With MFR patchiness, GrC morphology, MF physiology, and MFR filopodia all enhancing GrC redundancy, the Golgi cell network becomes a critical player in regulating the size of the coactive MFR combination transmitted to Purkinje neurons, via parallel fiber activation of Golgi cells. Tonic inhibition via Golgi cell inhibition dynamically sets the threshold for GrCs (Brickley et al., 1996; Duguid et al., 2012; Duguid et al., 2015), and phasic inhibition produces surround inhibition and temporal sharpening (Kanichay and Silver, 2008; D'Angelo et al., 2013; Nieus et al., 2014). Because even at relatively high MFR diversity, neighboring GrCs are likely to share a subset of inputs (Fig. 4), Golgi cell inhibition is in a position to dynamically regulate the number of shared inputs driving GrCs (D'Angelo, 2008; Solinas et al., 2010).

In conclusion, this study explored how a variety of features of granule layer organization contribute to recombining MF inputs. GCL morphology limits mixing locally, but patchy ramification patterns contribute to redundant representation, which may be important for temporal diversification or sufficient representation for motor learning. Along with our findings that diversity reaches a saturation point due to anatomical constraints, our study suggests that this failure to reach maximal diversity in GCL afferents is not inherently detrimental.
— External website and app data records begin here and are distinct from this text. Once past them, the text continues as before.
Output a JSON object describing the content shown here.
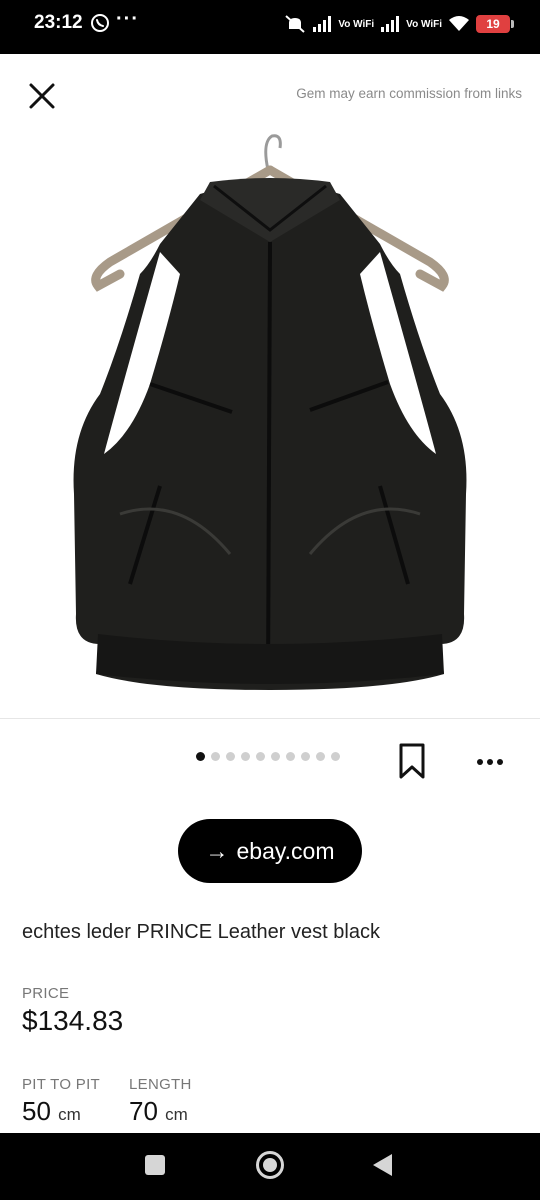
{
  "status_bar": {
    "time": "23:12",
    "overflow": "···",
    "vo_wifi_1": "Vo WiFi",
    "vo_wifi_2": "Vo WiFi",
    "battery": "19",
    "icons": [
      "viber-icon",
      "mute-icon",
      "signal-icon",
      "wifi-icon",
      "battery-icon"
    ]
  },
  "header": {
    "close_icon": "close-icon",
    "disclaimer": "Gem may earn commission from links"
  },
  "gallery": {
    "image_alt": "black leather vest",
    "pages": 10,
    "active_page": 1
  },
  "actions": {
    "bookmark_icon": "bookmark-icon",
    "more_icon": "more-icon"
  },
  "link_button": {
    "arrow": "→",
    "label": "ebay.com"
  },
  "listing": {
    "title": "echtes leder PRINCE Leather vest black",
    "price_label": "PRICE",
    "price": "$134.83",
    "measurements": [
      {
        "label": "PIT TO PIT",
        "value": "50",
        "unit": "cm"
      },
      {
        "label": "LENGTH",
        "value": "70",
        "unit": "cm"
      }
    ]
  },
  "colors": {
    "status_bar_bg": "#000000",
    "button_bg": "#000000",
    "battery": "#e04040",
    "muted_text": "#8a8a8a"
  }
}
Finally, specializations, such as sparse inputs and filopodial extensions, can mitigate limitations on combinatorial diversity created by anatomical restrictions. Future studies examining the complete connectome of patches of granule layer will indicate where within the space of maximal diversity versus redundancy the cerebellar system produces, and will further illuminate the computational strategies of the cerebellum.

## Footnotes

This work was supported by National Institutes of Health Grant R01 NS084996-01, the Klingenstein Foundation, and the McKnight Foundation to A.L.P. Light microscopic experiments were performed in the University of Colorado Anschutz Medical Campus Advance Light Microscopy Core supported in part by Rocky Mountain Neurological Disorders Core Grant P30NS048154 and National Institutes of Health CTSI Grant UL1 RR025780. We thank Dr. Brenda Houck for performing the tracer injections and histological preparation of mouse tissue for use in our modeling and analyses; and Drs. Joel Zylberberg and Gidon Felsen for providing helpful feedback on earlier drafts of the manuscript.

The authors declare no competing financial interests.

- Correspondence should be addressed to Dr. Abigail L. Person, Department of Physiology and Biophysics, University of Colorado School of Medicine, 12800 East 19th Avenue, RC-1 North, Campus Box 8307, Aurora, CO 80045. abigail.person{at}ucdenver.edu